The secretariat will take advice from health officials as it works to implement the deal and revive economic growth on the continent.
While the agreement entered into force legally last year, commerce due to have started on July 1 has been delayed as the pandemic set back negotiations to lay the foundation for trade in goods, including tariff concessions. When fully operational by 2030, it could be the world’s biggest free-trade zone by area, with a potential market of 1.2 billion people and a combined gross domestic product of $2.5 trillion.
Mene said that the continent’s rapid and coordinated approach to tackling the virus and introducing lockdown measures, partly due to experience in curbing infectious diseases, stands it in good stead to develop public health measures.

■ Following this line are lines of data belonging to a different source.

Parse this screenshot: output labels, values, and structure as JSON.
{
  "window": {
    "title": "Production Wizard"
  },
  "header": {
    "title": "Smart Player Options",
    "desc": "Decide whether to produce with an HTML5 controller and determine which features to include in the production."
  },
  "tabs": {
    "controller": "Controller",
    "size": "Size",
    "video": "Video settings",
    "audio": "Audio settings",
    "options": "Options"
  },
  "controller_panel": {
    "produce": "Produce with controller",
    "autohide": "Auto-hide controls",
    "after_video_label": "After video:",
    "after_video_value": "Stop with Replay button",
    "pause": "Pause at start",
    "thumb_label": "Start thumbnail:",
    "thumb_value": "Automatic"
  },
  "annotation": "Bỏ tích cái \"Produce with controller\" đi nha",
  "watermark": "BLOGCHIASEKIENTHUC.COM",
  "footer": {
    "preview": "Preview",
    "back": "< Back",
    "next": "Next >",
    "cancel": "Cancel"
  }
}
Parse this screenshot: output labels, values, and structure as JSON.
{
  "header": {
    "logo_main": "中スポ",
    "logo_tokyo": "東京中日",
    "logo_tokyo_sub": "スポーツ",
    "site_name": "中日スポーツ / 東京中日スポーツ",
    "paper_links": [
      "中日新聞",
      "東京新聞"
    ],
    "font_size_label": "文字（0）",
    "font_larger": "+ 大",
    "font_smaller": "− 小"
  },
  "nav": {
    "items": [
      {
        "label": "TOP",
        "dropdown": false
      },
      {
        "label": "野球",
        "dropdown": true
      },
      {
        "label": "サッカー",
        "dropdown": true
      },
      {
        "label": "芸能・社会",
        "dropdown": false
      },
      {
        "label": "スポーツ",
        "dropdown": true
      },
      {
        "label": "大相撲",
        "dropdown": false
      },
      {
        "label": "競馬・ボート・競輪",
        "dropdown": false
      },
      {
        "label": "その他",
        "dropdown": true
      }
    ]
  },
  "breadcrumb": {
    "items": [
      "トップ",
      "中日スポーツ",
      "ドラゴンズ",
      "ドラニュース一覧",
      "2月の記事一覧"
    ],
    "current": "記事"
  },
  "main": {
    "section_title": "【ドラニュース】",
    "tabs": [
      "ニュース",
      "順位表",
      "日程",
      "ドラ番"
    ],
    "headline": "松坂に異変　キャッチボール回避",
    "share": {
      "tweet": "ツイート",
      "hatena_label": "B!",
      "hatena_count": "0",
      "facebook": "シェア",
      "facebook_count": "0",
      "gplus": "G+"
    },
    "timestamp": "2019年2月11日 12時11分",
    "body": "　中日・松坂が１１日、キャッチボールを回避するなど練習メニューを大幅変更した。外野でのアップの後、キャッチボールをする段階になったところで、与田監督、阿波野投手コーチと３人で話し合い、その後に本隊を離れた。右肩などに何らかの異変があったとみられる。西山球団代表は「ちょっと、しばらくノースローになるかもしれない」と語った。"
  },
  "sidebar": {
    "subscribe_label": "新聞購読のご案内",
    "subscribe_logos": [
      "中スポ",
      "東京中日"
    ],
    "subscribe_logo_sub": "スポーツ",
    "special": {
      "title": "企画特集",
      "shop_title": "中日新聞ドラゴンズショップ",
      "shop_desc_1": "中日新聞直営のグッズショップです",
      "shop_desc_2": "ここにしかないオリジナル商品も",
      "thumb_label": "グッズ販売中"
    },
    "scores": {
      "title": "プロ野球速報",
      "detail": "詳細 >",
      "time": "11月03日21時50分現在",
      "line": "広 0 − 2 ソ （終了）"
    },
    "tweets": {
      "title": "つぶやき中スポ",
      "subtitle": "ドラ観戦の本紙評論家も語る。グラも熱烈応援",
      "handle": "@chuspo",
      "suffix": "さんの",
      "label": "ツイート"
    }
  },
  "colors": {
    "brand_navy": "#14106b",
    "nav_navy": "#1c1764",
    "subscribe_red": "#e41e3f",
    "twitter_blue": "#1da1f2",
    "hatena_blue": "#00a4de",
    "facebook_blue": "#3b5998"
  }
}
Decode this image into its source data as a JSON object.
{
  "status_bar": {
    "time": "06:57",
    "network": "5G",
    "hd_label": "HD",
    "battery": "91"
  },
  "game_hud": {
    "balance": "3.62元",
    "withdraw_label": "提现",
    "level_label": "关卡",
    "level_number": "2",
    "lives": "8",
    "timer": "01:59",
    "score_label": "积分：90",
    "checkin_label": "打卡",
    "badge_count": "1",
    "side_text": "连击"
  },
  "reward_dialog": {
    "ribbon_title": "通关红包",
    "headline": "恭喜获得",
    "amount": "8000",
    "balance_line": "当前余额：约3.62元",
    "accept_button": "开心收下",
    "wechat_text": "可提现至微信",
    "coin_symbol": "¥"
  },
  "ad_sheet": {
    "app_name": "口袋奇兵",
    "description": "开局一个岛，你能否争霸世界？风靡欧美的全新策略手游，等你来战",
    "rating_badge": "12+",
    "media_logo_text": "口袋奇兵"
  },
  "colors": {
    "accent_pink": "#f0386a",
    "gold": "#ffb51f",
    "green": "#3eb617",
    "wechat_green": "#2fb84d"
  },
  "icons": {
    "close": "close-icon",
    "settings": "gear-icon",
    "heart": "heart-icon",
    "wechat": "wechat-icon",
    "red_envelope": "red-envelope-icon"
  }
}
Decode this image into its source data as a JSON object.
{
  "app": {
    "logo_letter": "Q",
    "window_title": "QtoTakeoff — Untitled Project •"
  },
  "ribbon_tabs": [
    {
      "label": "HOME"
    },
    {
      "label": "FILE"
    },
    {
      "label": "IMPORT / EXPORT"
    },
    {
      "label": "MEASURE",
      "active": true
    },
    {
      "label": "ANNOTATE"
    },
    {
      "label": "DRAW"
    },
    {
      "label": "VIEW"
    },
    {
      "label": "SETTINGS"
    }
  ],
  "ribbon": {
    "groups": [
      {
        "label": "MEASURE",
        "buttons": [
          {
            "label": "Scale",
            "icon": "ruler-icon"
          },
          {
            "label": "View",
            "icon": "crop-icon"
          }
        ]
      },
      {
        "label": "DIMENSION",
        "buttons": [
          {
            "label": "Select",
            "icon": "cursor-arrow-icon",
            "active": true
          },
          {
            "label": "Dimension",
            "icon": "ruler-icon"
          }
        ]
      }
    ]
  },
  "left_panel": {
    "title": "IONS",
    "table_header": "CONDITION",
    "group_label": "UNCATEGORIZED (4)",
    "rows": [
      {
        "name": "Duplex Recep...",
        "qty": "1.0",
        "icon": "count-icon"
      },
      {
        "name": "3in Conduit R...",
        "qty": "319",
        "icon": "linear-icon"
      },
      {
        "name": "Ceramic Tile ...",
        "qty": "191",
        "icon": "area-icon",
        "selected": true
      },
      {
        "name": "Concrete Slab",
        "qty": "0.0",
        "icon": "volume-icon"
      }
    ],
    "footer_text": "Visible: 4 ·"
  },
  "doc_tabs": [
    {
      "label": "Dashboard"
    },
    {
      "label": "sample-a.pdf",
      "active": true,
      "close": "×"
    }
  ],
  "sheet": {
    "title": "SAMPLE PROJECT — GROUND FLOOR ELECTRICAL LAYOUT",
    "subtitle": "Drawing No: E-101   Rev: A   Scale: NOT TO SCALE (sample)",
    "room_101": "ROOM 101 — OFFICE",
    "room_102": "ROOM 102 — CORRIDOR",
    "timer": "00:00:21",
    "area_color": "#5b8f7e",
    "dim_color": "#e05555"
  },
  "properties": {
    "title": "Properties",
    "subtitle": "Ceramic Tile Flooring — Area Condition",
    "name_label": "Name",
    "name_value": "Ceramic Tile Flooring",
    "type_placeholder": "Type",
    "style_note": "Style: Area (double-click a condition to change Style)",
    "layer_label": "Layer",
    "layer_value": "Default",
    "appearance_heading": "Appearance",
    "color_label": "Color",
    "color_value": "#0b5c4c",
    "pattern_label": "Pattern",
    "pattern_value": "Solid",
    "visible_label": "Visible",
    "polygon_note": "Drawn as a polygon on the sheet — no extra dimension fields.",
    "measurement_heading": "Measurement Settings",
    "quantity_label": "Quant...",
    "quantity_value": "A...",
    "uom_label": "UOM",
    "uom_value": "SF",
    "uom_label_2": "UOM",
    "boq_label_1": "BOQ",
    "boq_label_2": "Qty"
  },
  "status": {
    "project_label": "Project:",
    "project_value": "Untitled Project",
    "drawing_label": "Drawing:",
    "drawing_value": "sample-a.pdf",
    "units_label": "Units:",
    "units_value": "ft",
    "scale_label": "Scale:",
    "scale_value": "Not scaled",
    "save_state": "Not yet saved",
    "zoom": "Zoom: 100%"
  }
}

Fifty-four of the 55 nations recognized by the African Union have signed up to join the area, with Eritrea being the exception, while 28 countries have ratified the agreement.
Nigeria, the continent’s biggest oil producer, has yet to ratify the deal because of concerns about trans-shipments, where goods could enter the free-trade zone from countries that are not party to the agreement, Mene said.
While the window to implement the deal is “very narrow,” African heads of state want it to move as quickly as possible once conditions allow, he said. Increased trade could revive economic activity that has been affected by the virus, which has also highlighted the need for regional value chains across Africa and enhanced manufacturing capacity on the continent, he said.
Africa lags other regions in terms of internal trade, with intra-continental commerce accounting for only 15% of the total, compared with 58% in Asia and more than 70% in Europe. The agreement is meant to help change that, aiming to lower or eliminate cross-border tariffs on 90% of goods, facilitate the movement of capital and people, promote investment and pave the way for the establishment of a continent-wide customs union.